Modified citrus pectin (MCP) is a soluble fiber that has been processed in such a way that it can be absorbed - and as a supplement, has been promoted for "detoxification," "cellular health," and preventing or slowing cancer growth such as in prostate and breast cancer tumors.
In-vitro and animal studies suggest that MCP may slow the growth of certain cancer cells, including human prostate cancer cells (Yan, Integr Cancer Ther 2010; Glinsky, Carbohydr Res 2009; Nangia-Makker, J Natl Cancer Inst 2002). However, there have been only two clinical studies on the effects of MCP in men with prostate cancer and neither study included a control group or placebo, making the results questionable.
One small clinical trial of 10 men with prostate cancer who were given MCP after traditional treatments failed (radical prostatectomy, radiation or cryosurgery) found that a daily dose of 14.4 g (6 capsules containing 800 mg Pecta-Sol® taken three times per day) for 12 months significantly slowed the rate at which prostate antigen (PSA) levels increased in the blood (Guess, Prostate Cancer Prostatic Dis 2003). (There is a higher risk of death when PSA levels rise rapidly, such as doubling in just three months. A slower rise, such as a doubling over one to 10 years, is associated with local rather than systemic recurrence (Tollefson, Mayo Clin Proc 2007)).
A second clinical study in Germany found that among 29 men and women with various advanced solid cancerous tumors (including 10 men with prostate cancer tumors) who took 5 grams of MCP powder (mixed with water and juice three times per day) for two to four months, an overall clinical response associated with a stabilization and/or improvement in measures of quality of life, such as fatigue, pain, and appetite was reported. The study also included individuals with breast, colorectal, liver, pancreatic and cervical cancer (Azemar, Clin Med Insights Oncol 2007).
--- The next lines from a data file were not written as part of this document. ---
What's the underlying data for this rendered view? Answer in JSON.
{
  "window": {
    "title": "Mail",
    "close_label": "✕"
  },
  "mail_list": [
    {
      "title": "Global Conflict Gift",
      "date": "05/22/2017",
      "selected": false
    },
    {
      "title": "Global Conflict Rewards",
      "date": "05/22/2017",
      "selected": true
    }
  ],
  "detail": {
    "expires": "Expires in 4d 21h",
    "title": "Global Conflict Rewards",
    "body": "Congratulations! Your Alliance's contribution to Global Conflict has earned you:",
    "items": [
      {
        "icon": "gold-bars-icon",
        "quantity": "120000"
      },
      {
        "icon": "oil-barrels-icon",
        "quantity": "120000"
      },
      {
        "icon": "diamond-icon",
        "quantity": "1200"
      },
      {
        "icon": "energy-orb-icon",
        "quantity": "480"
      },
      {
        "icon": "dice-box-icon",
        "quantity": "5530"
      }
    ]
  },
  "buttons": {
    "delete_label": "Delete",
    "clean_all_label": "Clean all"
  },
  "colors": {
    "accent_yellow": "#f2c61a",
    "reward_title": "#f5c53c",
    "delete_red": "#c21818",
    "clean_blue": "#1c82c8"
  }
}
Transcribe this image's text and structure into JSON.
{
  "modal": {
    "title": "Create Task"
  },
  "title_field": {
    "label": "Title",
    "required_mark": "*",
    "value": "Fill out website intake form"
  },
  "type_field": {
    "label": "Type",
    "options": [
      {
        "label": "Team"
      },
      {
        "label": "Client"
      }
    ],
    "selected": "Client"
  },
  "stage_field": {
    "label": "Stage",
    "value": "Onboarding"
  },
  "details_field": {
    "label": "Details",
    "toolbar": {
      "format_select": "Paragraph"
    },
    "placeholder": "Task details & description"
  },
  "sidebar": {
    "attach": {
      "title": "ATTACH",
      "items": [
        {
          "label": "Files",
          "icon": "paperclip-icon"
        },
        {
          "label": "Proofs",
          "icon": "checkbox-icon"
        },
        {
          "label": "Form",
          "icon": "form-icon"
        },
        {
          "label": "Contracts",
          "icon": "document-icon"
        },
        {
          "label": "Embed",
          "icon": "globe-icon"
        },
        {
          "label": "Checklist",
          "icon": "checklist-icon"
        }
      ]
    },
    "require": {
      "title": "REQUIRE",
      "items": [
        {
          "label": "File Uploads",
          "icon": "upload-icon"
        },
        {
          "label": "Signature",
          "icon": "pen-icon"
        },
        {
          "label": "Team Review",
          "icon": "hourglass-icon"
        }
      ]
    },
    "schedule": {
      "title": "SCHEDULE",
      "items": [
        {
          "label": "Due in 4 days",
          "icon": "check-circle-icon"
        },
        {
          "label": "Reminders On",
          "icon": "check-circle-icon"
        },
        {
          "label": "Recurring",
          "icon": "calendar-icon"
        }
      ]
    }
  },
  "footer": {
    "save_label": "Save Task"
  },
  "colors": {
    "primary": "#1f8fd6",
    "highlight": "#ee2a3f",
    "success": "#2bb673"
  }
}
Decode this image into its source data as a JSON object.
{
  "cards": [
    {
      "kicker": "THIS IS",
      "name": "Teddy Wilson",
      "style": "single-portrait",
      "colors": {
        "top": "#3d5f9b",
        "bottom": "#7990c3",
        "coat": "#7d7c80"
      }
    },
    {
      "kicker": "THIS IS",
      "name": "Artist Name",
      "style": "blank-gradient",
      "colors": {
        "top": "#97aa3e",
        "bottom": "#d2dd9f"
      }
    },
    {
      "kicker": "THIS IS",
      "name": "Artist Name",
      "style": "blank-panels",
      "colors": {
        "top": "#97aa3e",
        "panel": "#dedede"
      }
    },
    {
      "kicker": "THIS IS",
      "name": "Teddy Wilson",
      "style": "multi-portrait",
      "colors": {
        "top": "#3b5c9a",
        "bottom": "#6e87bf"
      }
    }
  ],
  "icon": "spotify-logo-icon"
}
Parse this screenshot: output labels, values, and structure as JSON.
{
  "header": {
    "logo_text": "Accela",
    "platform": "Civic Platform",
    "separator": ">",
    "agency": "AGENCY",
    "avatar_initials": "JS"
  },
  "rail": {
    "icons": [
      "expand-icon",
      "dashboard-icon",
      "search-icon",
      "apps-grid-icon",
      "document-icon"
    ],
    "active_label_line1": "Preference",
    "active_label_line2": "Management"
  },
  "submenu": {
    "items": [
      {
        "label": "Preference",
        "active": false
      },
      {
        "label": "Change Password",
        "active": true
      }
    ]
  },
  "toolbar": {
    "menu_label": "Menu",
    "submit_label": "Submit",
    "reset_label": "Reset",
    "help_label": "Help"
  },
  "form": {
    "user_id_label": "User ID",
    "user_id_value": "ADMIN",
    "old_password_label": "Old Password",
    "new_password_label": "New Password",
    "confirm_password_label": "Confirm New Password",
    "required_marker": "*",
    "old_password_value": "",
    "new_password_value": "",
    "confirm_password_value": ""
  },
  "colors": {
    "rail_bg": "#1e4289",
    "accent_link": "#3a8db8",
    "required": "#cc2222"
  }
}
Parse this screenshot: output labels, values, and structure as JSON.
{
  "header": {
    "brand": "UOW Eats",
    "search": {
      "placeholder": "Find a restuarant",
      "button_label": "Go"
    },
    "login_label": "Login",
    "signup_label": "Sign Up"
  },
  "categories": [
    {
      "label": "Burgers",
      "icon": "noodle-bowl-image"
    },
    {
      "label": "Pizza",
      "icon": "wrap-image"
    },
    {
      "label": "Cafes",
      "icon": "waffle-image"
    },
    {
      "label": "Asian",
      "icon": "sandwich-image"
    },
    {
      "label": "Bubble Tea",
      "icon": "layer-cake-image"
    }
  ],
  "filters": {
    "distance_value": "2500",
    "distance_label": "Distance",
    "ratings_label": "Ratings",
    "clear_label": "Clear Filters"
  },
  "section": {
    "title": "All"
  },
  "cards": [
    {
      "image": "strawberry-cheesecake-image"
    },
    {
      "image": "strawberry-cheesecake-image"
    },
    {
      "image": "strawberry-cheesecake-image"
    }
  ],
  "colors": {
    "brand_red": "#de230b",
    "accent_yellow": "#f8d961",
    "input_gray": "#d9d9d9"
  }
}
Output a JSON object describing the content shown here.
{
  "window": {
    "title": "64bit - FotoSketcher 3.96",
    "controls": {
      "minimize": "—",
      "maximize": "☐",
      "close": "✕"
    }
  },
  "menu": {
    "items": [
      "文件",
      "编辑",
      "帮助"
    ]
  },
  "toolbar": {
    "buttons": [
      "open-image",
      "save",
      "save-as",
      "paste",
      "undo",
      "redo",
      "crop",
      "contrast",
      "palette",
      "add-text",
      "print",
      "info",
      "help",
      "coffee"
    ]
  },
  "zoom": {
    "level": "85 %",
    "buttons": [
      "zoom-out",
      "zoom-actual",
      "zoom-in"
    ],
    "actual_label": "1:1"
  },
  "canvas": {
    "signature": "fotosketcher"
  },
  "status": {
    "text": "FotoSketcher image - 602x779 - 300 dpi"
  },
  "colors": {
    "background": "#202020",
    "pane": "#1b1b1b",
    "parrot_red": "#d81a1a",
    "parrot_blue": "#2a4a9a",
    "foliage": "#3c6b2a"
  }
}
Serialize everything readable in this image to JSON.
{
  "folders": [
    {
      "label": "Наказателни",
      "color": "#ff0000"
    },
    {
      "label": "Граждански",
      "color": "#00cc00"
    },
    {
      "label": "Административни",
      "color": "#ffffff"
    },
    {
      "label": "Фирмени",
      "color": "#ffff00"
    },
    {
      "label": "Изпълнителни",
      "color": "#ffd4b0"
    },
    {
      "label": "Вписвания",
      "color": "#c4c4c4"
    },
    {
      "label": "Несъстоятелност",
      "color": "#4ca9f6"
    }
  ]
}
Similarly, evidence that MCP may be beneficial for slowing breast cancer growth is very preliminary. The study above that found MCP improved certain measures of quality of life in men and women with various types of cancer included five patients with advanced solid breast cancer tumors, although results were reported for the whole group, not by specific types of cancer, and the study did not a control group or placebo, which is necessary to show that a treatment is effective (Azemar, Clin Med Insights Oncol 2007). The only other evidence appears to be a study in mice injected with human breast cancer cells found that MCP given orally slowed breast tumor growth (Nangia-Makker, J Natl Cancer Inst 2002).
The Susan G. Komen foundation for breast cancer notes "Modified citrus pectin is still considered an experimental therapy for cancer and should be used as an adjuvant to standard cancer therapy under medical supervision."
Modified citrus pectin is generally well-tolerated, although mild gastric upset, gas and diarrhea have been reported. In a study among people with cancer, the most commonly reported side effects were itching, upset stomach and gas; one individual with liver cancer stopped supplementation due to increased itching (Azemar, Clin Med Insights Oncol 2007).
Pectasol® and PectaSol-C® are the commonly sold brands of modified citrus pectin powders which have been used in clinical studies, with similar recommended dosages as used in these studies — 5 grams three times per day. Capsules are available and may be more convenient to carry but generally contain 1 gram or less, so about 6 capsules per serving would be required.
The bottom line:
Preliminary evidence suggests modified citrus pectin may slow the growth of cancerous cells or improve quality of life measures in individuals with prostate or breast cancer, but use of MCP is still considered experimental. Larger, placebo-controlled studies are needed. It is general well-tolerated, although itching, upset stomach, gas, cramping and diarrhea have been reported. Look for supplements containing Pectasol® and PectaSol-C®, which have been used in clinical studies.
For information on other supplements for prostate cancer, see the Green Tea Review, and for more about supplements that may treat non-cancerous prostate symptoms, see the Saw Palmetto Review.